By Laura Klein
A Bronx middle-school teacher who blogs about her experiences writes: "My students don’t have it easy. But every year I go to prom, and I see them at graduation. They are happy, looking their best, feeling successful, cheering for themselves and for one another. I see their parents snapping pictures of them, and hugging them, and smiling proudly. And I realize that for many kids, that is a rare occasion." When some of the children can't afford prom and graduation, some people are happy to help, because "feeling for one day that they have done something worth celebrating is a cause worth investing in.
Saturday, June 09, 2012
With the graduation season upon us, we turn to Edward Elgar’s Pomp and Circumstance March No. 1 in D Major for this Saturday’s cartoon.
Tuesday, May 22, 2012
By Jim O'Grady
(New York, NY - WNYC) Readers of TN know that transportation is not just a way of life, it is the key to the meaning of life.
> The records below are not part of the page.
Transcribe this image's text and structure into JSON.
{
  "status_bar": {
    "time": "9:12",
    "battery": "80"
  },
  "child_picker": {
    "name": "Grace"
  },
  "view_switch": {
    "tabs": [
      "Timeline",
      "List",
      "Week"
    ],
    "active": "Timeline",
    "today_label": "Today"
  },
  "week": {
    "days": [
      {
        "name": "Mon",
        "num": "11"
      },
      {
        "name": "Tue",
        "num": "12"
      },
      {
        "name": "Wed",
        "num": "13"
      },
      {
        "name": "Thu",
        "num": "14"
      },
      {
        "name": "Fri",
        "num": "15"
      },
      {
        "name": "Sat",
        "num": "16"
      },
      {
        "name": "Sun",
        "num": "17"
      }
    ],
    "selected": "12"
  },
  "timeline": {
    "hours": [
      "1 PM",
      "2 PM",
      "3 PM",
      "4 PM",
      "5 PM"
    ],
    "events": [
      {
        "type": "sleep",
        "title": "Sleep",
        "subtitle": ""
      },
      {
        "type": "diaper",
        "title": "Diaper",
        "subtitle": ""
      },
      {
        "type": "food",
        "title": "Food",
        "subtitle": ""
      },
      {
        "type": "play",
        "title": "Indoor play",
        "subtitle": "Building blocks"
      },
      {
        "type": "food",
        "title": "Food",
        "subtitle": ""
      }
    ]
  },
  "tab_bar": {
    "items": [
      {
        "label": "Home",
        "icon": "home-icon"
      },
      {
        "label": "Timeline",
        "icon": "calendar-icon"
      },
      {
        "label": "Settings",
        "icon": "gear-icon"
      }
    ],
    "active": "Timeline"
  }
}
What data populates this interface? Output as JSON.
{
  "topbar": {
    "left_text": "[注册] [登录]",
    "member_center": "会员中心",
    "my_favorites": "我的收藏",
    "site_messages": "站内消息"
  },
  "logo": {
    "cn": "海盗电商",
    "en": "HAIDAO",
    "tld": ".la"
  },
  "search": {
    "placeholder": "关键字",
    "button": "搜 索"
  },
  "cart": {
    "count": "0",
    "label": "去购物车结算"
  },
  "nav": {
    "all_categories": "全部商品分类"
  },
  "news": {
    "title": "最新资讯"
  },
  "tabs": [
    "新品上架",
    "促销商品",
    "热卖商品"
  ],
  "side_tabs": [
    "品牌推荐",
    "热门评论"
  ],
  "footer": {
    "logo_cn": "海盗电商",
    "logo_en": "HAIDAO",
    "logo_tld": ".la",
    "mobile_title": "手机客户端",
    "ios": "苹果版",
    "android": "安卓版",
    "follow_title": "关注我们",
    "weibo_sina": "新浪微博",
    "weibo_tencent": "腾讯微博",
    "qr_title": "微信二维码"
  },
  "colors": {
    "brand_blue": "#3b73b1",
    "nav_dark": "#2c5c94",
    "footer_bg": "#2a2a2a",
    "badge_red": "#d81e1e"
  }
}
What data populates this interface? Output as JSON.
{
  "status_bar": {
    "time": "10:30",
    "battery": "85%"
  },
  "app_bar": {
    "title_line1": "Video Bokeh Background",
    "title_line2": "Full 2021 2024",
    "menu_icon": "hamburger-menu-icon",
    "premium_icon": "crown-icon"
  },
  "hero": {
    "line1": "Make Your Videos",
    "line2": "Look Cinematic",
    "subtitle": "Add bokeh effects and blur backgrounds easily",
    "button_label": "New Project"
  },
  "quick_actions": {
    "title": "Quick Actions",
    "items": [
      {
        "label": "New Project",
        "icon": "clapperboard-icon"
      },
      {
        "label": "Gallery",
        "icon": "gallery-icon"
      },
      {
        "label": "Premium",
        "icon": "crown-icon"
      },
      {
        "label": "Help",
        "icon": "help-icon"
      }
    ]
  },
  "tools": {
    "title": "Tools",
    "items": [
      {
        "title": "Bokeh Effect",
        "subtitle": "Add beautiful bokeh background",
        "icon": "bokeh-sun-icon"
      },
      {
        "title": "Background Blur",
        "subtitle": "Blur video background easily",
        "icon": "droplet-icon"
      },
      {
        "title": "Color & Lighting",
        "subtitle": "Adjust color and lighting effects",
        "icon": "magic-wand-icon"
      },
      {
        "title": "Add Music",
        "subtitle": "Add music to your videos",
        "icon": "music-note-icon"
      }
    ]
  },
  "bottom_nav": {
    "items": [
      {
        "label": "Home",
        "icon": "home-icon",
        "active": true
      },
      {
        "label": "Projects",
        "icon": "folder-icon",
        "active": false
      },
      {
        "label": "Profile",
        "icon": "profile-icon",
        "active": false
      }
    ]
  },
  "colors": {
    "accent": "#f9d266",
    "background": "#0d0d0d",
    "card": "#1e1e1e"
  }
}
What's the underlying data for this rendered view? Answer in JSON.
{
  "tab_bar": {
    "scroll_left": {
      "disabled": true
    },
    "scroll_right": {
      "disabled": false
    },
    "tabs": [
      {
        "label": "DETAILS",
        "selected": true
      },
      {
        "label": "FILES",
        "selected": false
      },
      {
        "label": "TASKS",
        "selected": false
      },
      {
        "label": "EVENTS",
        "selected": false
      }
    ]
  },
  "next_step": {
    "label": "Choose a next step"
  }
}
And now the George Mason University Class of 2012 knows it, too, after listening to a commencement address by National Transportation Safety Board Chairwoman Deborah Hersman.
"Congratulations, Patriots," Hersman began, referring to the school's sports teams, before orienting her audience to the intensity of her job as head of the federal agency charged with showing up after a deadly crash and figuring out what happened.
"I have been at 19 major accident scenes and there is nothing - nothing - that makes the point about the importance of family and friends more than seeing how things change in the blink of an eye," she said. "You can send a loved one off on a routine trip and then nothing is ever routine again."
Her conclusion? "Treasure each day ... each moment ... each other."
In case that wasn't sobering enough, Hersman added this statistic: "Since I graduated from high school in 1988, more than 300,000 people have been killed in impaired driving accidents."
She blamed part of the problem on the dangers of distraction. "We've seen what can happen when pilots don't monitor their airspeed, locomotive engineers run a red signal, or drivers are distracted," she said.
Her conclusion? "Life is fleeting and precious. Be present ... be there ... be in the moment."
Avoiding distraction is especially important for transportation professionals, Hersman declared. "Sadly, in our investigations, too many times we see the consequences of tired transportation workers. Pilots who overfly their destinations and don't respond to air traffic controllers, drowsy bus drivers on overnight trips...and more."
She then used a--what else?--transportation metaphor to describe the relentlessness of change. "In transportation, cables and pulleys were replaced by hydraulic systems, and these in turn, are being replaced by electronic sensors," she said. Conclusion: "You can resist change ... or you can embrace it. I recommend the latter."
Hersman wrapped up by describing her main satisfaction as head of the NTSB: "Our work saves lives. It doesn't get any better than that."
She acknowledged that humans have been known to celebrate large achievements, lke graduating from college, with alcohol. Conclusion: "Please make the life-saving choice to designate a driver or take a cab home."
Tuesday, May 08, 2012
May is the start of college graduation season, when the nation’s bright and ambitious college seniors step out into the workforce — or hope to. But last week’s job numbers show job growth is still weak, and many soon-to-be college grads may find themselves dealing with bleak prospects for the time being. Aaron Smith, co-founder and executive director of Young Invincibles, is on the last stop of a 21-state bus tour holding roundtable discussions with young people to brainstorm solutions to youth unemployment.
Monday, June 20, 2011
By Beth Fertig
New York City high school students are graduating this month. In our Senior Snapshots series, WNYC profiles a few students who learned what it takes to succeed in school and graduate despite facing numerous challenges.
Tuesday, May 31, 2011
2011 College Graduates: Have you been trained to follow your dreams or get practical in a difficult world? And are those incompatible? Are you following advice to follow your passion, make sacrifices for the good of others, or to seek financial security--and are those things compatible? What advice are you following. Call us at 212-433-WNYC or comment here!